Secretary Gates said the administration will conduct “a thorough review of the strategy in December 2010” to determine “whether we will be able to meet that objective.”

Sen. Joseph Lieberman, I-Conn., as did others, wanted clarification.  “Transfer, not necessarily withdrawal.”  “That is correct,” Gates answered.  He said the date was chosen because that would mark the end of two years of increased American presence in Helmand Province, where the first forces were sent after Obama took office.

Gates pointed out the surge in Iraq lasted 14 months, not 18 as planned for Afghanistan, before the transfer of responsibility to the Iraqis began.  “I think there is much in common with the drawdown in Iraq.”

Mullen and the others described Afghanistan and the border areas of Pakistan as “the epicenter of extreme jihadists.”  He added the Taliban has made significant strides in 11 of Afghanistan’s provinces.  Across the 1,500-mile border, Gates said, “The Pakistan Taliban has become a real threat to Pakistan’s stability” with strong support from al Qaeda.

The chairman told the committee that Gen. Stanley McChrystal, senior American and NATO commander in Afghanistan, would be receiving forces more quickly under the President’s plan than through the request he made earlier to increase U.S. presence there.

The increase in American forces and an additional 5,000 to 7,000 soldiers from allied nations will give the Karzai government “breathing space” and time to extend governance outside the capital and root out corruption, Clinton said.  She also said that includes certifying Afghan ministries are sending funds where they should be sent, strengthening the inspector general for Afghanistan and bolstering the Afghan major crimes task force.  “Frankly, [corruption] is not just an Afghan problem,” Clinton said.

Because of the large amounts of aid money flowing into in a very poor country Gates added, “We need to go back and look at how we are dispensing money” to the Afghans.

In addition to the increased military presence, Clinton said the State Department and the United States Agency for International Development were tripling their commitment of personnel to slightly less than 1,000 in Afghanistan.  She added other federal agencies, like the Departments of Agriculture and Justice, Drug Enforcement Administration and the FBI are also increasing their commitment to the Afghanistan effort. “Our civilian commitment must continue even as our troops come home.”

Gates said the United States would not make the same mistake as it did in 1989 when the last of the Soviet Union pulled the last of its soldiers from Afghanistan, but was making a long-term commitment to work with the Afghan and Pakistan governments to maintain stability, develop both countries and grow their economies.

As he has said in the past, Gates said the goal is to disrupt, dismantle and defeat al-Qaeda and also to roll back the Taliban’s influence.

In addition to increasing the size of the Afghan National Army to 170,000 by July 2011, Gates said efforts are also being made at the local level to have men there provide security in their communities.  The local security forces would be working with district and provincial officials and not warlords to re-enforce the rule of law and expanding governmental legitimacy, he said.  “I believe since I got this job we’ve been too focused on Kabul and not the provinces, the districts and tribes,” Gates said.  Adding, “One of the biggest challenges in recruiting for the army and police is getting them to leave their [home] areas,” having them remain in place would address that situation.

Mullen said that partnering with Afghan security forces has dramatically increased in recent months.

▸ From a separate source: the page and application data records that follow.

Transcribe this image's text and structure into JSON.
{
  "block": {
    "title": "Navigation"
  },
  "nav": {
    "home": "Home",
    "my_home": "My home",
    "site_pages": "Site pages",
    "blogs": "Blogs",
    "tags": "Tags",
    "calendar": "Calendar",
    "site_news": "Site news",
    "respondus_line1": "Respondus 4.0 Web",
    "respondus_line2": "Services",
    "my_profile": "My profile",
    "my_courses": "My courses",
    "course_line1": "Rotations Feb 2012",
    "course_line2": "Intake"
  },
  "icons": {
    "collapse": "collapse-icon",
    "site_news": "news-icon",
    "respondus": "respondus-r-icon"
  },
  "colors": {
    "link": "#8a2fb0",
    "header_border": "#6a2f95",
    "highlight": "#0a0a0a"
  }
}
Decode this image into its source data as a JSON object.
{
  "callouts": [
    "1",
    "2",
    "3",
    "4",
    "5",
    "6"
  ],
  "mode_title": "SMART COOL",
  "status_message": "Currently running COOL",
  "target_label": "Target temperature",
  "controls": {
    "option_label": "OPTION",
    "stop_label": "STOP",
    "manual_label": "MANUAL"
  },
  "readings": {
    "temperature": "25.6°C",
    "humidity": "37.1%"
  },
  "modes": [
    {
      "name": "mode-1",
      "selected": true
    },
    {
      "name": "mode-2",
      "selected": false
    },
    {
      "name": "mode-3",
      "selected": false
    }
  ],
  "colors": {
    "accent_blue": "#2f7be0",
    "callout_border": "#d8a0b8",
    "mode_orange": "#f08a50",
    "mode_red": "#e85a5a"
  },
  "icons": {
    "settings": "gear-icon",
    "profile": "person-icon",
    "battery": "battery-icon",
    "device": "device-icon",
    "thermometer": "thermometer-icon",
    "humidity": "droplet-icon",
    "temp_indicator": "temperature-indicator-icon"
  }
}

He said that means American soldiers are operating away from their larger bases and in the communities with Afghan police and soldiers.

The American and allied troop increase now “is the best way to protect us now and into the future,” Clinton said.  

When it is through the United States will have about 100,000 soldiers and Marines in Afghanistan and the allies about 44,000.